───── Listed records ─────
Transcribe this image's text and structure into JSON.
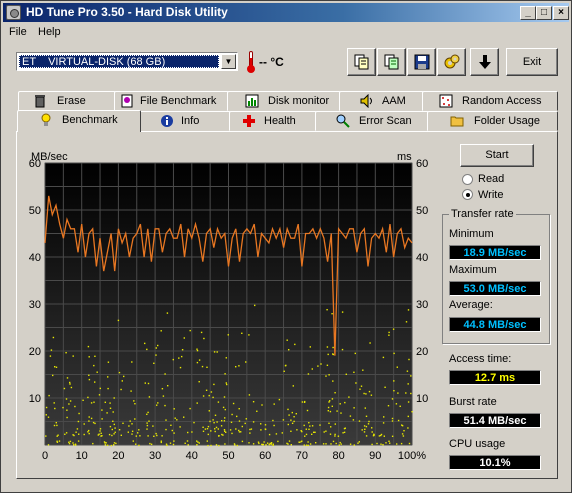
{
  "window": {
    "title": "HD Tune Pro 3.50 - Hard Disk Utility"
  },
  "menu": {
    "file": "File",
    "help": "Help"
  },
  "toolbar": {
    "drive": "ET    VIRTUAL-DISK (68 GB)",
    "temperature": "-- °C",
    "exit_label": "Exit",
    "tools": [
      "copy-info-icon",
      "copy-text-icon",
      "save-icon",
      "options-icon",
      "download-icon"
    ]
  },
  "tabs_row1": [
    "Erase",
    "File Benchmark",
    "Disk monitor",
    "AAM",
    "Random Access"
  ],
  "tabs_row2": [
    "Benchmark",
    "Info",
    "Health",
    "Error Scan",
    "Folder Usage"
  ],
  "benchmark": {
    "start_label": "Start",
    "read_label": "Read",
    "write_label": "Write",
    "mode": "Write",
    "transfer_rate_title": "Transfer rate",
    "minimum_label": "Minimum",
    "minimum_value": "18.9 MB/sec",
    "maximum_label": "Maximum",
    "maximum_value": "53.0 MB/sec",
    "average_label": "Average:",
    "average_value": "44.8 MB/sec",
    "access_time_label": "Access time:",
    "access_time_value": "12.7 ms",
    "burst_rate_label": "Burst rate",
    "burst_rate_value": "51.4 MB/sec",
    "cpu_usage_label": "CPU usage",
    "cpu_usage_value": "10.1%"
  },
  "chart_data": {
    "type": "line",
    "y_left_label": "MB/sec",
    "y_right_label": "ms",
    "ylim": [
      0,
      60
    ],
    "y_ticks": [
      "60",
      "50",
      "40",
      "30",
      "20",
      "10"
    ],
    "x_ticks": [
      "0",
      "10",
      "20",
      "30",
      "40",
      "50",
      "60",
      "70",
      "80",
      "90",
      "100%"
    ],
    "xlim": [
      0,
      100
    ],
    "grid": true,
    "colors": {
      "background": "#000000",
      "grid": "#4a4a4a",
      "transfer": "#e87722",
      "access": "#e8e800"
    },
    "series": [
      {
        "x": [
          0,
          1,
          2,
          3,
          4,
          5,
          6,
          7,
          8,
          9,
          10,
          11,
          12,
          13,
          14,
          15,
          16,
          17,
          18,
          19,
          20,
          21,
          22,
          23,
          24,
          25,
          26,
          27,
          28,
          29,
          30,
          31,
          32,
          33,
          34,
          35,
          36,
          37,
          38,
          39,
          40,
          41,
          42,
          43,
          44,
          45,
          46,
          47,
          48,
          49,
          50,
          51,
          52,
          53,
          54,
          55,
          56,
          57,
          58,
          59,
          60,
          61,
          62,
          63,
          64,
          65,
          66,
          67,
          68,
          69,
          70,
          71,
          72,
          73,
          74,
          75,
          76,
          77,
          78,
          79,
          80,
          81,
          82,
          83,
          84,
          85,
          86,
          87,
          88,
          89,
          90,
          91,
          92,
          93,
          94,
          95,
          96,
          97,
          98,
          99,
          100
        ],
        "values": [
          43,
          53,
          49,
          51,
          47,
          44,
          48,
          46,
          46,
          41,
          47,
          40,
          45,
          46,
          38,
          44,
          37,
          41,
          45,
          37,
          46,
          43,
          45,
          40,
          44,
          45,
          47,
          40,
          46,
          39,
          46,
          46,
          41,
          45,
          46,
          44,
          44,
          47,
          40,
          46,
          44,
          47,
          44,
          39,
          45,
          46,
          42,
          46,
          44,
          45,
          38,
          44,
          46,
          39,
          45,
          46,
          45,
          47,
          40,
          45,
          44,
          43,
          46,
          44,
          46,
          42,
          46,
          44,
          44,
          47,
          38,
          45,
          45,
          46,
          44,
          46,
          44,
          39,
          45,
          19,
          46,
          45,
          44,
          46,
          46,
          41,
          45,
          46,
          38,
          44,
          45,
          44,
          46,
          41,
          47,
          40,
          45,
          46,
          42,
          44,
          43
        ]
      }
    ]
  }
}
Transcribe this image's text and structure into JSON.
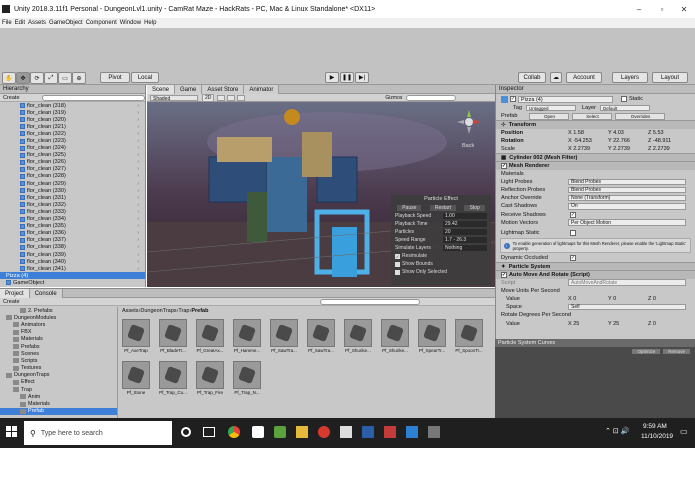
{
  "window": {
    "title": "Unity 2018.3.11f1 Personal - DungeonLvl1.unity - CamRat Maze - HackRats - PC, Mac & Linux Standalone* <DX11>"
  },
  "menu": [
    "File",
    "Edit",
    "Assets",
    "GameObject",
    "Component",
    "Window",
    "Help"
  ],
  "toolbar": {
    "pivot": "Pivot",
    "local": "Local",
    "collab": "Collab",
    "account": "Account",
    "layers": "Layers",
    "layout": "Layout"
  },
  "hierarchy": {
    "tab": "Hierarchy",
    "create": "Create",
    "items": [
      "flor_clean (318)",
      "flor_clean (319)",
      "flor_clean (320)",
      "flor_clean (321)",
      "flor_clean (322)",
      "flor_clean (323)",
      "flor_clean (324)",
      "flor_clean (325)",
      "flor_clean (326)",
      "flor_clean (327)",
      "flor_clean (328)",
      "flor_clean (329)",
      "flor_clean (330)",
      "flor_clean (331)",
      "flor_clean (332)",
      "flor_clean (333)",
      "flor_clean (334)",
      "flor_clean (335)",
      "flor_clean (336)",
      "flor_clean (337)",
      "flor_clean (338)",
      "flor_clean (339)",
      "flor_clean (340)",
      "flor_clean (341)"
    ],
    "selected": "Pizza (4)",
    "gameobject": "GameObject"
  },
  "scene_tabs": [
    "Scene",
    "Game",
    "Asset Store",
    "Animator"
  ],
  "scene": {
    "shading": "Shaded",
    "mode_2d": "2D",
    "gizmos": "Gizmos",
    "back": "Back",
    "particle_effect": {
      "title": "Particle Effect",
      "buttons": [
        "Pause",
        "Restart",
        "Stop"
      ],
      "rows": [
        {
          "label": "Playback Speed",
          "value": "1.00"
        },
        {
          "label": "Playback Time",
          "value": "29.42"
        },
        {
          "label": "Particles",
          "value": "20"
        },
        {
          "label": "Speed Range",
          "value": "1.7 - 26.3"
        },
        {
          "label": "Simulate Layers",
          "value": "Nothing"
        }
      ],
      "checks": [
        "Resimulate",
        "Show Bounds",
        "Show Only Selected"
      ]
    }
  },
  "inspector": {
    "tab": "Inspector",
    "object_name": "Pizza (4)",
    "static": "Static",
    "tag_label": "Tag",
    "tag": "Untagged",
    "layer_label": "Layer",
    "layer": "Default",
    "prefab_label": "Prefab",
    "prefab_buttons": [
      "Open",
      "Select",
      "Overrides"
    ],
    "transform": "Transform",
    "position": {
      "label": "Position",
      "x": "1.58",
      "y": "4.03",
      "z": "5.53"
    },
    "rotation": {
      "label": "Rotation",
      "x": "-54.253",
      "y": "22.766",
      "z": "-48.911"
    },
    "scale": {
      "label": "Scale",
      "x": "2.2739",
      "y": "2.2739",
      "z": "2.2739"
    },
    "mesh_filter": "Cylinder 002 (Mesh Filter)",
    "mesh_renderer": "Mesh Renderer",
    "materials": "Materials",
    "light_probes": {
      "label": "Light Probes",
      "value": "Blend Probes"
    },
    "reflection_probes": {
      "label": "Reflection Probes",
      "value": "Blend Probes"
    },
    "anchor_override": {
      "label": "Anchor Override",
      "value": "None (Transform)"
    },
    "cast_shadows": {
      "label": "Cast Shadows",
      "value": "On"
    },
    "receive_shadows": "Receive Shadows",
    "motion_vectors": {
      "label": "Motion Vectors",
      "value": "Per Object Motion"
    },
    "lightmap_static": "Lightmap Static",
    "lightmap_note": "To enable generation of lightmaps for this Mesh Renderer, please enable the 'Lightmap Static' property.",
    "dynamic_occluded": "Dynamic Occluded",
    "particle_system": "Particle System",
    "auto_move": "Auto Move And Rotate (Script)",
    "script_label": "Script",
    "script_value": "AutoMoveAndRotate",
    "move_units": "Move Units Per Second",
    "value_label": "Value",
    "move_x": "0",
    "move_y": "0",
    "move_z": "0",
    "space_label": "Space",
    "space_value": "Self",
    "rotate_degrees": "Rotate Degrees Per Second",
    "rot_x": "25",
    "rot_y": "25",
    "rot_z": "0"
  },
  "curves": {
    "title": "Particle System Curves",
    "optimize": "Optimize",
    "remove": "Remove"
  },
  "project": {
    "tabs": [
      "Project",
      "Console"
    ],
    "create": "Create",
    "tree": [
      "2. Prefabs",
      "DungeonModules",
      "Animators",
      "FBX",
      "Materials",
      "Prefabs",
      "Scenes",
      "Scripts",
      "Textures",
      "DungeonTraps",
      "Effect",
      "Trap",
      "Anim",
      "Materials",
      "Prefab"
    ],
    "breadcrumb": [
      "Assets",
      "DungeonTraps",
      "Trap",
      "Prefab"
    ],
    "assets_row1": [
      "Pf_AxeTrap",
      "Pf_BladeTr...",
      "Pf_GreatAx...",
      "Pf_Hamme...",
      "Pf_SawTra...",
      "Pf_SawTra...",
      "Pf_Shurike...",
      "Pf_Shurike...",
      "Pf_SpearTr...",
      "Pf_SpoonTr..."
    ],
    "assets_row2": [
      "Pf_Stone",
      "Pf_Trap_Cu...",
      "Pf_Trap_Fire",
      "Pf_Trap_N..."
    ]
  },
  "taskbar": {
    "search": "Type here to search",
    "time": "9:59 AM",
    "date": "11/10/2019"
  }
}
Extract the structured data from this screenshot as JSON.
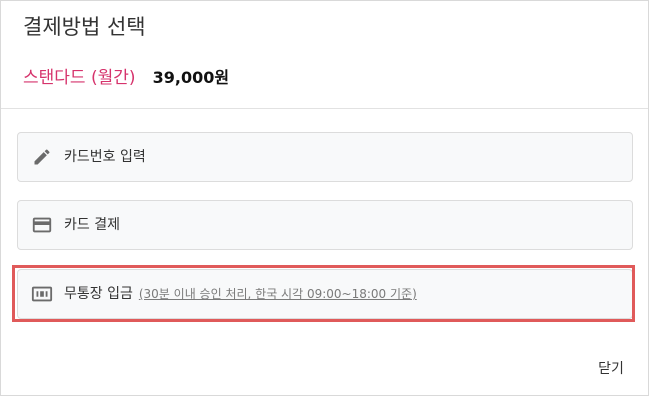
{
  "modal": {
    "title": "결제방법 선택",
    "plan_name": "스탠다드 (월간)",
    "plan_price": "39,000원"
  },
  "methods": [
    {
      "label": "카드번호 입력",
      "icon": "pencil-icon",
      "note": ""
    },
    {
      "label": "카드 결제",
      "icon": "credit-card-icon",
      "note": ""
    },
    {
      "label": "무통장 입금",
      "icon": "bank-transfer-icon",
      "note": "(30분 이내 승인 처리, 한국 시각 09:00~18:00 기준)"
    }
  ],
  "footer": {
    "close_label": "닫기"
  },
  "colors": {
    "plan_accent": "#d6336c",
    "highlight": "#e05a5a"
  }
}
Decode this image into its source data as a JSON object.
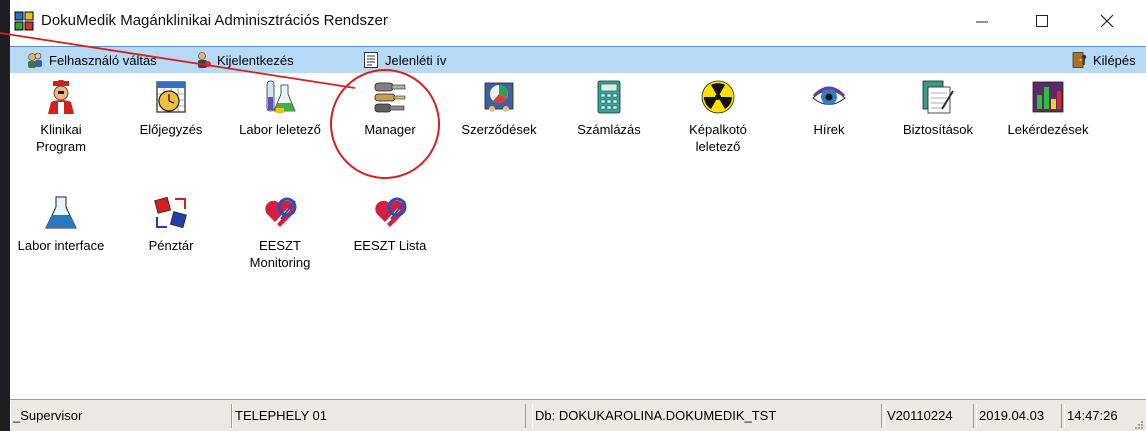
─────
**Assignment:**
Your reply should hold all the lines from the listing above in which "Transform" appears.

**Response to this exercise:**
    "transform": "Transform",
      "value": "None (Transform)"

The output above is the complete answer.